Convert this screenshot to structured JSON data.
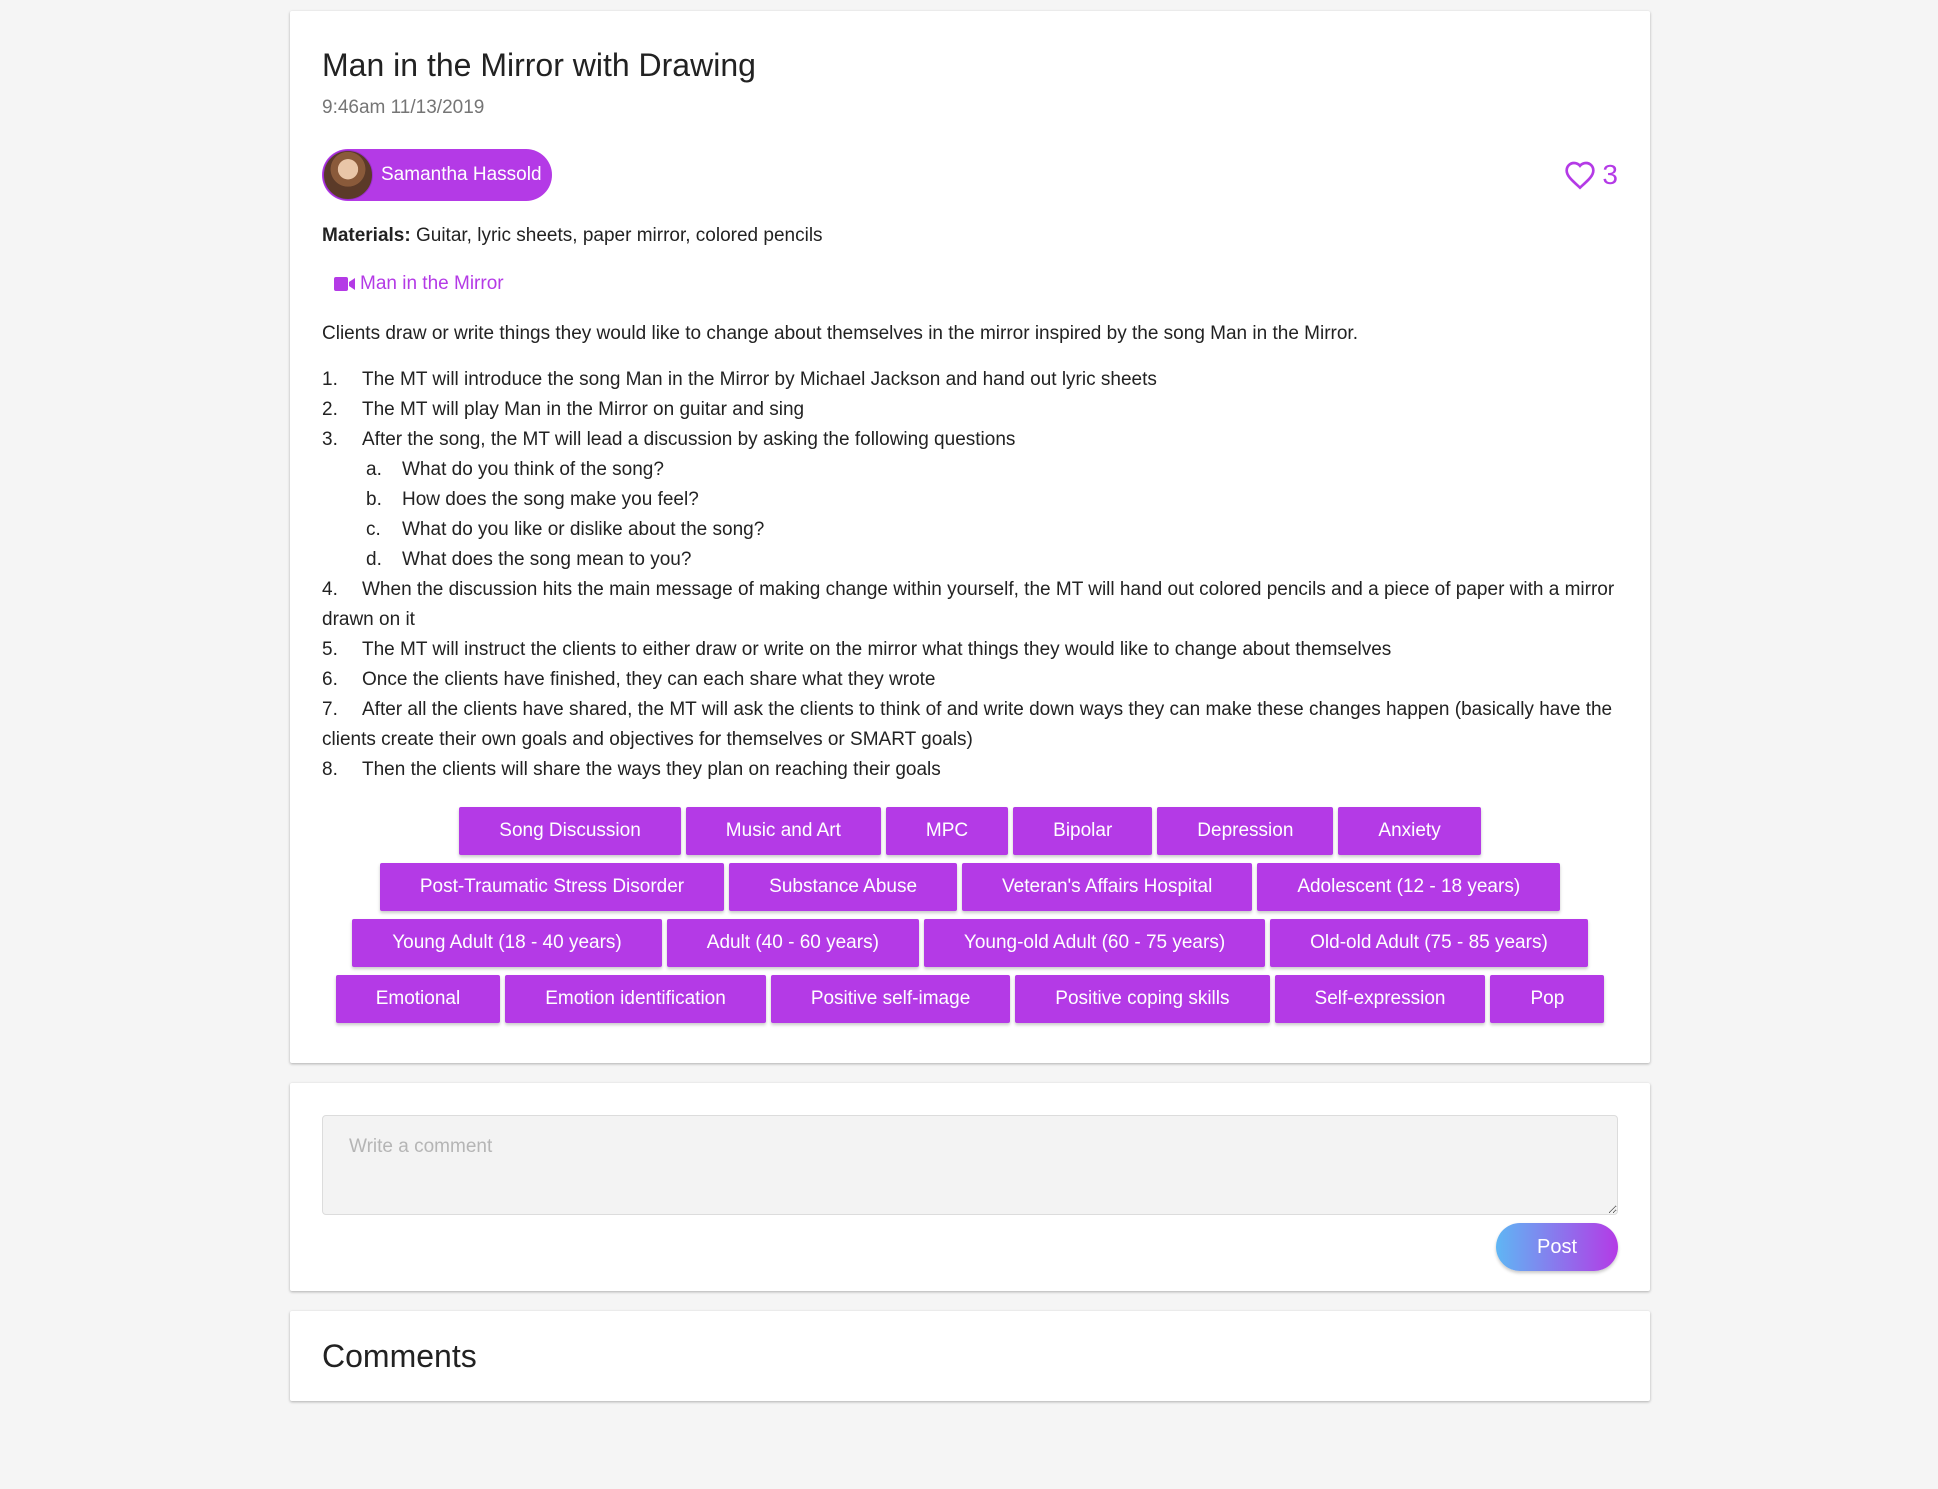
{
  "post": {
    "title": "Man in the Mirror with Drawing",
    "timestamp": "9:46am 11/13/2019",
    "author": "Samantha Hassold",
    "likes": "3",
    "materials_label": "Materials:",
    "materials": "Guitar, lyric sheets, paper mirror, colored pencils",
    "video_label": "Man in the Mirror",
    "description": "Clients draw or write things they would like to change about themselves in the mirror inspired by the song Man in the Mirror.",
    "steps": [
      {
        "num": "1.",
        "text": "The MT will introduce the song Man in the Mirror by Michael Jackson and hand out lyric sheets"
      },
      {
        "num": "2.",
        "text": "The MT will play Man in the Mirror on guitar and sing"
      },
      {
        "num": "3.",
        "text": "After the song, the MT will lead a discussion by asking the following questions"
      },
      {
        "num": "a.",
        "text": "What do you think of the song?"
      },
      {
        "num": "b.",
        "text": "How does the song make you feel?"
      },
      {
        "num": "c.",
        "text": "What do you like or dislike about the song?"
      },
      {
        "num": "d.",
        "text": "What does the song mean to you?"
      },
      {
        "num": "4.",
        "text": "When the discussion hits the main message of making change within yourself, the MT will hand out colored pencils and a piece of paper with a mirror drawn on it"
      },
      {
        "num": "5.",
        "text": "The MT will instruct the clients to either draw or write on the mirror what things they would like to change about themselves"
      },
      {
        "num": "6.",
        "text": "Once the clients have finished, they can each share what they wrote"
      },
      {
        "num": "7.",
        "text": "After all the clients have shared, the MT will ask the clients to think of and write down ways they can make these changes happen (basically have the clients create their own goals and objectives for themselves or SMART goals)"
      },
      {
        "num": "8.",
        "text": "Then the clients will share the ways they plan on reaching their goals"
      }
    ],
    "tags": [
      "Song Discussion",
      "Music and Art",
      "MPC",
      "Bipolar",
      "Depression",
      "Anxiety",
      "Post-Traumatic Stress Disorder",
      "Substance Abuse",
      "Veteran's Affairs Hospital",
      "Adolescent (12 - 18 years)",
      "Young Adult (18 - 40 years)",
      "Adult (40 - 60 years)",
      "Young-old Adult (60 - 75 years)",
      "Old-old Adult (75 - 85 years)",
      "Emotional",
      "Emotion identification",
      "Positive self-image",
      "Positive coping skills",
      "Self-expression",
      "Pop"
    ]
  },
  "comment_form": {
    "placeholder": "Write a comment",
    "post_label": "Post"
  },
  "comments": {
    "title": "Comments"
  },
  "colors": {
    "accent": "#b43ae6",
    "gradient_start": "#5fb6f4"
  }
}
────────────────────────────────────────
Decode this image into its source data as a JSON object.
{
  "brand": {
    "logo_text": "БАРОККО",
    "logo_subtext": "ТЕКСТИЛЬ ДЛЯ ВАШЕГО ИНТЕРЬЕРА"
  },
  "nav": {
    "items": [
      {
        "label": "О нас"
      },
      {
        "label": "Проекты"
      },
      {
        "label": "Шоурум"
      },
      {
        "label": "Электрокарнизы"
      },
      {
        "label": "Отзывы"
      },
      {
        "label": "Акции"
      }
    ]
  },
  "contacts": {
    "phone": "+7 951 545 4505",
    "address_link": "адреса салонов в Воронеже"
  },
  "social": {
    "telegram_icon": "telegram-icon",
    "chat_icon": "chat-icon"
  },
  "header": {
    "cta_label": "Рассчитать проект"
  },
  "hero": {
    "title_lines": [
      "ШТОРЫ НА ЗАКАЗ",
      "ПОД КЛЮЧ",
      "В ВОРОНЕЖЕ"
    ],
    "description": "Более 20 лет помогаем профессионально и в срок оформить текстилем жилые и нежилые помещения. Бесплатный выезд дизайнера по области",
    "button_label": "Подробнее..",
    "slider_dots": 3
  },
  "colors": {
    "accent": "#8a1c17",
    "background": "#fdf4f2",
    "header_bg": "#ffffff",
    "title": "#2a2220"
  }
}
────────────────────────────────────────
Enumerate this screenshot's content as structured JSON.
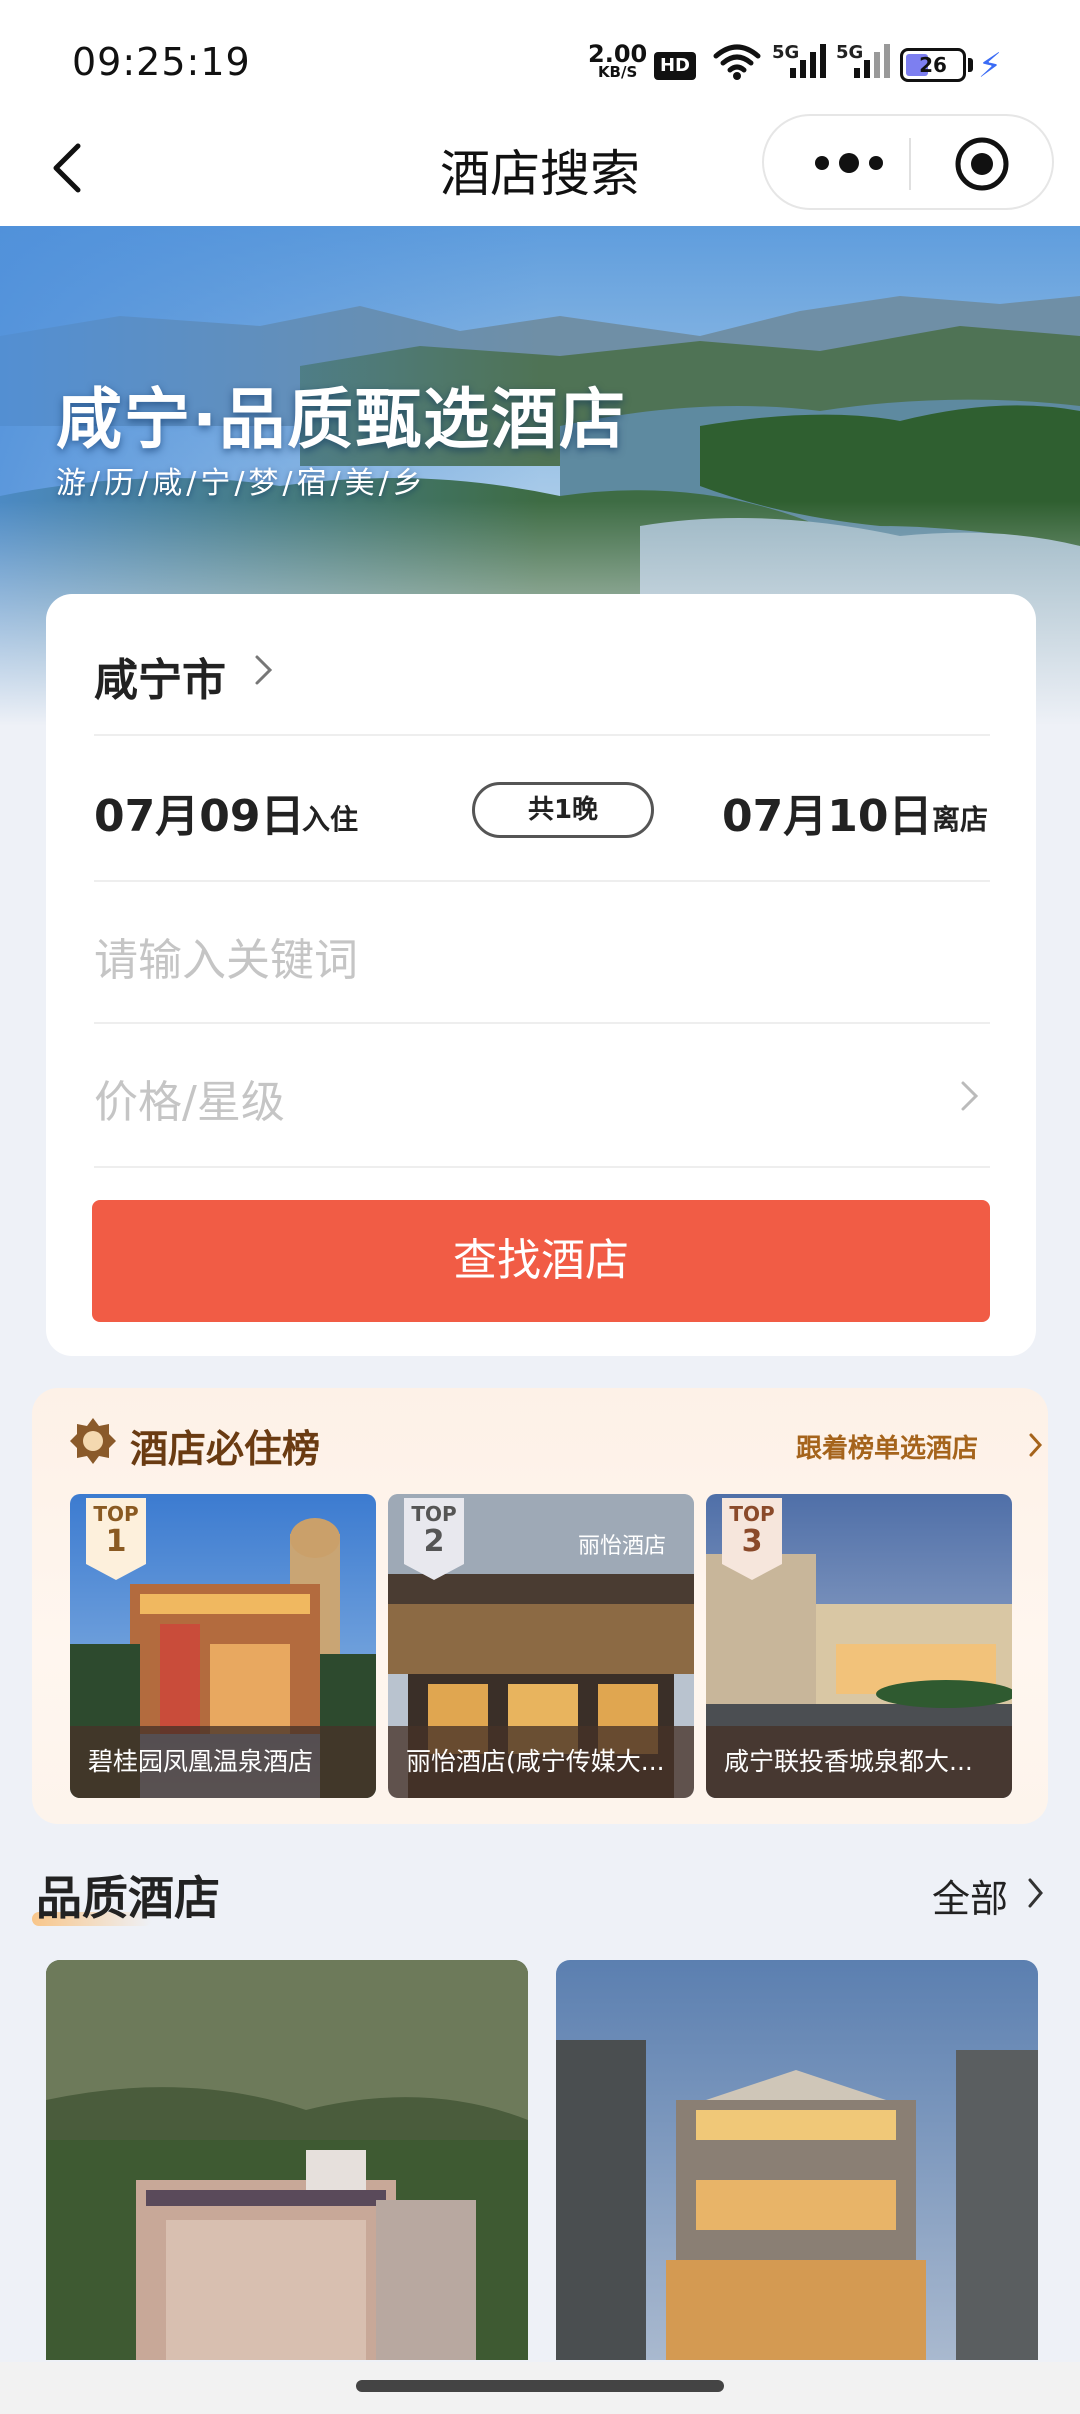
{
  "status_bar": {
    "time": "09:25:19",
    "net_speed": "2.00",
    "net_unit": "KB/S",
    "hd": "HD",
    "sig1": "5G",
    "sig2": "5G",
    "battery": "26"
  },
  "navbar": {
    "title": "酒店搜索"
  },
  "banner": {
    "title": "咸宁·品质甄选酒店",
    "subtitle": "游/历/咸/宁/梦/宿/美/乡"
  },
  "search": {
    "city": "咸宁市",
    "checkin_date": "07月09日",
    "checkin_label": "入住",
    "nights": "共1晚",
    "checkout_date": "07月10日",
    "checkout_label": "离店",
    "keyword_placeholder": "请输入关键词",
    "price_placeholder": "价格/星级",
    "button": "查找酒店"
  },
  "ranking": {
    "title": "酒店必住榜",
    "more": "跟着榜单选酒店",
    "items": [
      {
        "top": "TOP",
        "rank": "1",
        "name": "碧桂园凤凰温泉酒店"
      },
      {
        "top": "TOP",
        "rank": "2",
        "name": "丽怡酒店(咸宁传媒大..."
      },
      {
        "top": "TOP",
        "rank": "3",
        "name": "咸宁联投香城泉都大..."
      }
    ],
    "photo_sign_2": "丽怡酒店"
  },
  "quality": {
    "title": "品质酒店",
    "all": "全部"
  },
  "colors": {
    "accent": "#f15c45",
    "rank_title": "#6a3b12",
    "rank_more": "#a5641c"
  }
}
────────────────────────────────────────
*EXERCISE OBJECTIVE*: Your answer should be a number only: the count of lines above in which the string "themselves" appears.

*ANSWER AREA*: 3